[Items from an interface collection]
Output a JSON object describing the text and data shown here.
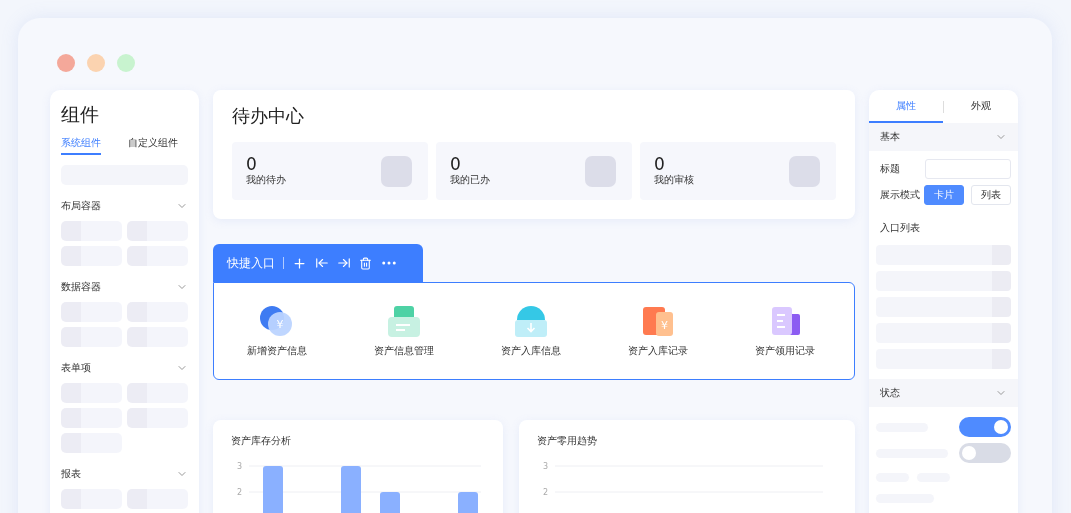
{
  "left_panel": {
    "title": "组件",
    "tabs": [
      {
        "label": "系统组件",
        "selected": true
      },
      {
        "label": "自定义组件",
        "selected": false
      }
    ],
    "sections": [
      {
        "title": "布局容器",
        "expanded": true
      },
      {
        "title": "数据容器",
        "expanded": true
      },
      {
        "title": "表单项",
        "expanded": true
      },
      {
        "title": "报表",
        "expanded": true
      }
    ]
  },
  "todo_card": {
    "title": "待办中心",
    "stats": [
      {
        "value": "0",
        "label": "我的待办"
      },
      {
        "value": "0",
        "label": "我的已办"
      },
      {
        "value": "0",
        "label": "我的审核"
      }
    ]
  },
  "quick_entry": {
    "title": "快捷入口",
    "items": [
      {
        "kind": "coin",
        "symbol": "¥",
        "label": "新增资产信息"
      },
      {
        "kind": "printer",
        "label": "资产信息管理"
      },
      {
        "kind": "download",
        "label": "资产入库信息"
      },
      {
        "kind": "folder",
        "symbol": "¥",
        "label": "资产入库记录"
      },
      {
        "kind": "document",
        "label": "资产领用记录"
      }
    ]
  },
  "charts": [
    {
      "title": "资产库存分析",
      "chart_data": {
        "type": "bar",
        "values": [
          3,
          null,
          3,
          2,
          null,
          2
        ],
        "ylim": [
          0,
          3
        ],
        "yticks": [
          2,
          3
        ],
        "color": "#8ab0ff"
      }
    },
    {
      "title": "资产零用趋势",
      "axis_labels": [
        "3",
        "2"
      ]
    }
  ],
  "right_panel": {
    "tabs": [
      {
        "label": "属性",
        "selected": true
      },
      {
        "label": "外观",
        "selected": false
      }
    ],
    "basic": {
      "title": "基本",
      "expanded": true,
      "title_label": "标题",
      "mode_label": "展示模式",
      "modes": [
        {
          "label": "卡片",
          "selected": true
        },
        {
          "label": "列表",
          "selected": false
        }
      ],
      "list_label": "入口列表"
    },
    "status": {
      "title": "状态",
      "expanded": true,
      "toggles": [
        {
          "on": true
        },
        {
          "on": false
        }
      ]
    }
  }
}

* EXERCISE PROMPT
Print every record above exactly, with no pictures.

* OUTPUT OF THE EXERCISE
Output a JSON object describing the text and data shown here.
{
  "left_panel": {
    "title": "组件",
    "tabs": [
      {
        "label": "系统组件",
        "selected": true
      },
      {
        "label": "自定义组件",
        "selected": false
      }
    ],
    "sections": [
      {
        "title": "布局容器",
        "expanded": true
      },
      {
        "title": "数据容器",
        "expanded": true
      },
      {
        "title": "表单项",
        "expanded": true
      },
      {
        "title": "报表",
        "expanded": true
      }
    ]
  },
  "todo_card": {
    "title": "待办中心",
    "stats": [
      {
        "value": "0",
        "label": "我的待办"
      },
      {
        "value": "0",
        "label": "我的已办"
      },
      {
        "value": "0",
        "label": "我的审核"
      }
    ]
  },
  "quick_entry": {
    "title": "快捷入口",
    "items": [
      {
        "kind": "coin",
        "symbol": "¥",
        "label": "新增资产信息"
      },
      {
        "kind": "printer",
        "label": "资产信息管理"
      },
      {
        "kind": "download",
        "label": "资产入库信息"
      },
      {
        "kind": "folder",
        "symbol": "¥",
        "label": "资产入库记录"
      },
      {
        "kind": "document",
        "label": "资产领用记录"
      }
    ]
  },
  "charts": [
    {
      "title": "资产库存分析",
      "chart_data": {
        "type": "bar",
        "values": [
          3,
          null,
          3,
          2,
          null,
          2
        ],
        "ylim": [
          0,
          3
        ],
        "yticks": [
          2,
          3
        ],
        "color": "#8ab0ff"
      }
    },
    {
      "title": "资产零用趋势",
      "axis_labels": [
        "3",
        "2"
      ]
    }
  ],
  "right_panel": {
    "tabs": [
      {
        "label": "属性",
        "selected": true
      },
      {
        "label": "外观",
        "selected": false
      }
    ],
    "basic": {
      "title": "基本",
      "expanded": true,
      "title_label": "标题",
      "mode_label": "展示模式",
      "modes": [
        {
          "label": "卡片",
          "selected": true
        },
        {
          "label": "列表",
          "selected": false
        }
      ],
      "list_label": "入口列表"
    },
    "status": {
      "title": "状态",
      "expanded": true,
      "toggles": [
        {
          "on": true
        },
        {
          "on": false
        }
      ]
    }
  }
}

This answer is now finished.